- Beginnings and endings. Whether it is the beginning of an entire novel, the first sentence of a new scene or the opening paragraph of an article, openings and closings require more dedicated brain power. I find that I often have to ramble my way into an opening. The first 3-4 paragraphs of new work (fiction or non-fiction) are usually thick and muddled (and end up in the outtakes file) but serve as a bridge to get me to the “true” opening.
- Action scenes. Drafting an action scene requires undivided attention for me. I’m a wordy writer and an even wordier drafter. Skimming the fat to produce a tight action scene is challenging for me. For this reason, these scenes need devouring time – no grazing allowed.
- Fleshing out a scene which stems from one great line. I often have lines (particularly of dialogue) and images that come to me at inopportune times. Doing dishes is a prime time for this. I jot them in my notebook, transfer them to my “Must Have Lines” page in Microsoft OneNote, and let them simmer. These lines are usually something around which I can build a scene. But then I get performance anxiety. I love the line or the dialogue exchange. I don’t want to write a crappy scene that doesn’t do justice to the dishwashing gem. This is when I need long blocks of time to dig and devour the scene instead of grazing through filler.
I will still always dream of a cabin in the woods with an endless supply of coffee, firewood and peaceful time to write. But I’m a mom, a wife, and a writer—not a hermit. The list above certainly isn’t going to solve the not-enough-hours-in-the-day dilemma, but it might help me use those hours more effectively. And who knows, maybe I’m really a sheep in wolf’s clothing and can successfully graze my way through a manuscript after all.

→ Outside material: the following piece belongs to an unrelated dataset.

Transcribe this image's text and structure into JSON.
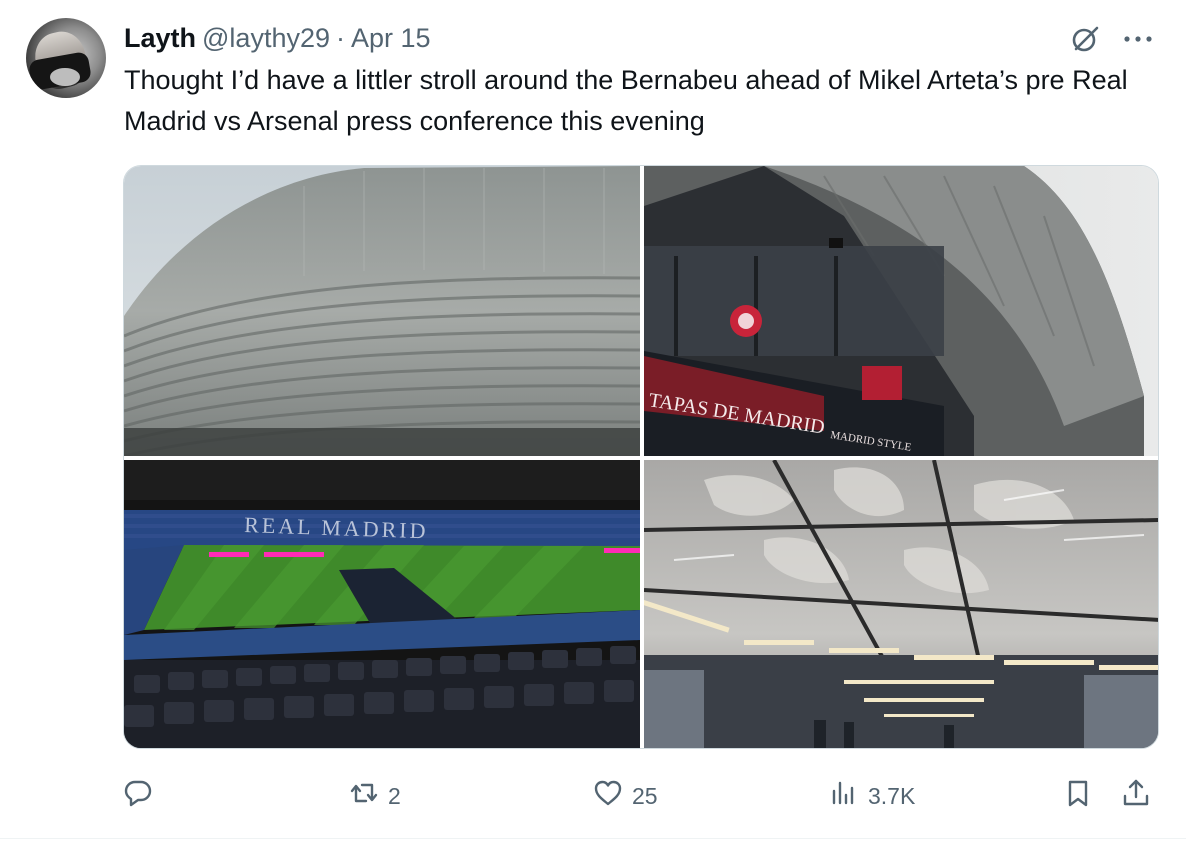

What about you? Are you a successful grazer? What tasks work the best for you as grazing tasks? Or do you need space to devour your writing?